Task directions —
The job is to find each line in the entries holding the string "Player" and copy that line.

Material for this task —
◇ ◇ ◇

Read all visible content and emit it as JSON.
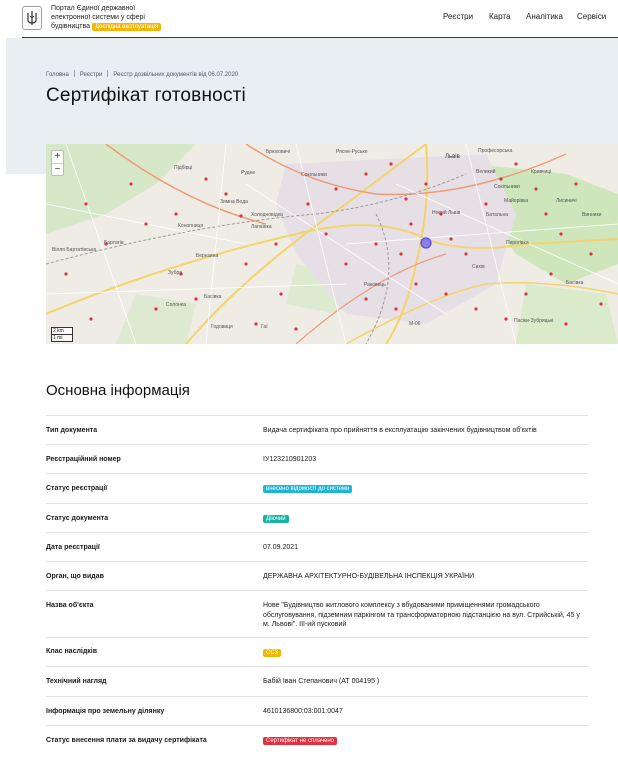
{
  "header": {
    "portal_line1": "Портал Єдиної державної",
    "portal_line2": "електронної системи у сфері",
    "portal_line3": "будівництва",
    "beta_label": "Дослідна експлуатація",
    "nav": [
      "Реєстри",
      "Карта",
      "Аналітика",
      "Сервіси"
    ]
  },
  "breadcrumb": [
    "Головна",
    "Реєстри",
    "Реєстр дозвільних документів від 06.07.2020"
  ],
  "page_title": "Сертифікат готовності",
  "map": {
    "zoom_in": "+",
    "zoom_out": "−",
    "scale_km": "2 km",
    "scale_mi": "1 mi",
    "labels": [
      "Львів",
      "Рудне",
      "Професорська",
      "Підбірці",
      "Великий",
      "Кривчиці",
      "Сокільники",
      "Майорівка",
      "Винники",
      "Новий Львів",
      "Батальна",
      "Холодновідка",
      "Зимна Вода",
      "Конопниця",
      "Вілля Бартатівська",
      "Бартатів",
      "Лапаївка",
      "Лисиничі",
      "Пирогівка",
      "Сихів",
      "Березина",
      "Зубра",
      "Басівка",
      "Солонка",
      "Гаї",
      "Годовиця",
      "Раковець",
      "Басівка",
      "Пасіки-Зубрицькі",
      "Рясне-Руське",
      "Брюховичі",
      "Сокільники",
      "М-06"
    ]
  },
  "main_section_title": "Основна інформація",
  "rows": [
    {
      "label": "Тип документа",
      "value": "Видача сертифіката про прийняття в експлуатацію закінчених будівництвом об'єктів"
    },
    {
      "label": "Реєстраційний номер",
      "value": "ІУ123210901203"
    },
    {
      "label": "Статус реєстрації",
      "value": "внесено відомості до системи"
    },
    {
      "label": "Статус документа",
      "value": "Діючий"
    },
    {
      "label": "Дата реєстрації",
      "value": "07.09.2021"
    },
    {
      "label": "Орган, що видав",
      "value": "ДЕРЖАВНА АРХІТЕКТУРНО-БУДІВЕЛЬНА ІНСПЕКЦІЯ УКРАЇНИ"
    },
    {
      "label": "Назва об'єкта",
      "value": "Нове \"Будівництво житлового комплексу з вбудованими приміщеннями громадського обслуговування, підземним паркінгом та трансформаторною підстанцією на вул. Стрийській, 45 у м. Львові\". ІІІ-ий пусковий"
    },
    {
      "label": "Клас наслідків",
      "value": "СС3"
    },
    {
      "label": "Технічний нагляд",
      "value": "Бабій Іван Степанович (АТ 004195 )"
    },
    {
      "label": "Інформація про земельну ділянку",
      "value": "4610136800:03:001:0047"
    },
    {
      "label": "Статус внесення плати за видачу сертифіката",
      "value": "Сертифікат не сплачено"
    }
  ],
  "colors": {
    "registration_status": "#1fb5d6",
    "document_status": "#19b3a6",
    "consequence_class": "#f2b705",
    "payment_status": "#e5303f",
    "beta": "#f2b705"
  }
}
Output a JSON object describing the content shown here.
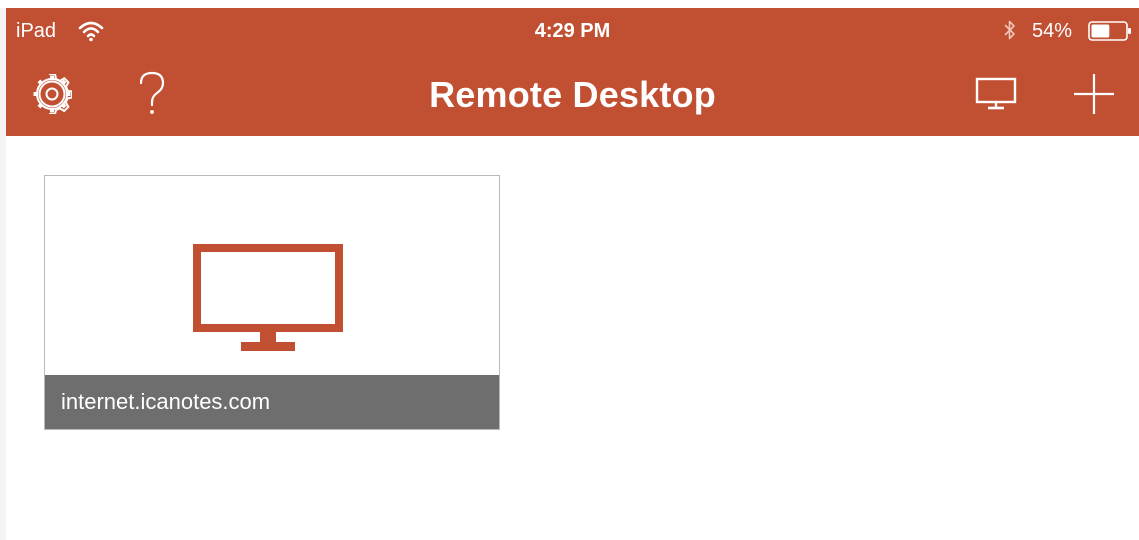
{
  "status_bar": {
    "device": "iPad",
    "time": "4:29 PM",
    "battery_percent": "54%",
    "battery_level": 0.54,
    "icons": [
      "wifi-icon",
      "bluetooth-icon",
      "battery-icon"
    ]
  },
  "nav_bar": {
    "title": "Remote Desktop",
    "icons": {
      "settings": "gear-icon",
      "help": "question-mark-icon",
      "desktops": "monitor-icon",
      "add": "plus-icon"
    }
  },
  "connections": [
    {
      "name": "internet.icanotes.com",
      "icon": "monitor-icon"
    }
  ],
  "colors": {
    "accent": "#c14f32",
    "tile_caption": "#6e6e6e",
    "tile_border": "#b9b9b9",
    "background": "#ffffff"
  }
}
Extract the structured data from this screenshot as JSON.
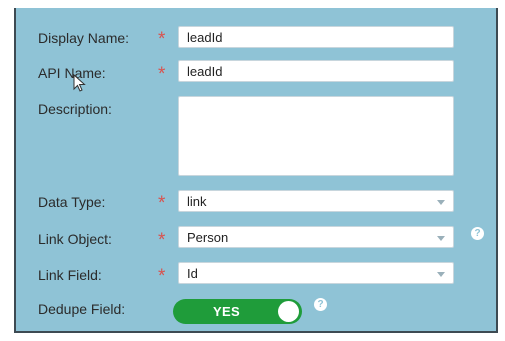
{
  "form": {
    "display_name": {
      "label": "Display Name:",
      "required": "*",
      "value": "leadId"
    },
    "api_name": {
      "label": "API Name:",
      "required": "*",
      "value": "leadId"
    },
    "description": {
      "label": "Description:",
      "value": ""
    },
    "data_type": {
      "label": "Data Type:",
      "required": "*",
      "value": "link"
    },
    "link_object": {
      "label": "Link Object:",
      "required": "*",
      "value": "Person",
      "help": "?"
    },
    "link_field": {
      "label": "Link Field:",
      "required": "*",
      "value": "Id"
    },
    "dedupe_field": {
      "label": "Dedupe Field:",
      "toggle_text": "YES",
      "toggle_on": true,
      "help": "?"
    }
  },
  "colors": {
    "panel_bg": "#8fc3d6",
    "required_star": "#d9534f",
    "toggle_on": "#1f9c3a"
  },
  "icons": [
    "help-icon",
    "chevron-down-icon",
    "mouse-cursor-icon"
  ]
}
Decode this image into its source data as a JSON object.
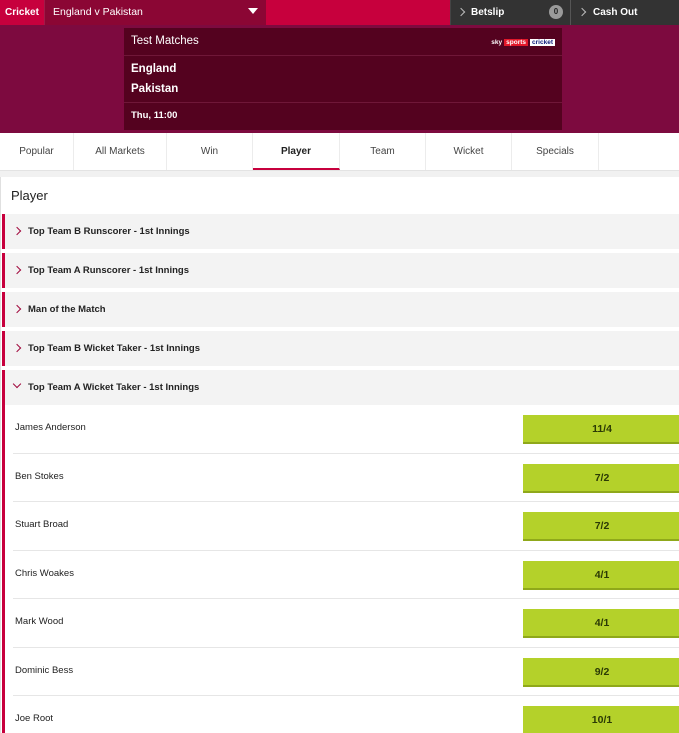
{
  "topbar": {
    "sport": "Cricket",
    "event": "England v Pakistan",
    "betslip_label": "Betslip",
    "betslip_count": "0",
    "cashout_label": "Cash Out"
  },
  "event": {
    "competition": "Test Matches",
    "logo": {
      "sky": "sky",
      "sports": "sports",
      "cricket": "cricket"
    },
    "team1": "England",
    "team2": "Pakistan",
    "start_time": "Thu, 11:00"
  },
  "tabs": [
    {
      "label": "Popular"
    },
    {
      "label": "All Markets"
    },
    {
      "label": "Win"
    },
    {
      "label": "Player"
    },
    {
      "label": "Team"
    },
    {
      "label": "Wicket"
    },
    {
      "label": "Specials"
    }
  ],
  "active_tab": "Player",
  "panel": {
    "title": "Player",
    "markets": [
      {
        "label": "Top Team B Runscorer - 1st Innings",
        "expanded": false
      },
      {
        "label": "Top Team A Runscorer - 1st Innings",
        "expanded": false
      },
      {
        "label": "Man of the Match",
        "expanded": false
      },
      {
        "label": "Top Team B Wicket Taker - 1st Innings",
        "expanded": false
      },
      {
        "label": "Top Team A Wicket Taker - 1st Innings",
        "expanded": true
      }
    ],
    "runners": [
      {
        "name": "James Anderson",
        "odds": "11/4"
      },
      {
        "name": "Ben Stokes",
        "odds": "7/2"
      },
      {
        "name": "Stuart Broad",
        "odds": "7/2"
      },
      {
        "name": "Chris Woakes",
        "odds": "4/1"
      },
      {
        "name": "Mark Wood",
        "odds": "4/1"
      },
      {
        "name": "Dominic Bess",
        "odds": "9/2"
      },
      {
        "name": "Joe Root",
        "odds": "10/1"
      }
    ]
  },
  "colors": {
    "brand": "#c7003d",
    "hero": "#7d0a3f",
    "odds_button": "#b4d12a"
  },
  "icons": [
    "chevron-right-icon",
    "chevron-down-icon",
    "dropdown-caret-icon"
  ]
}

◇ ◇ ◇

Your response —
      "label": "Player"
  "active_tab": "Player",
    "title": "Player",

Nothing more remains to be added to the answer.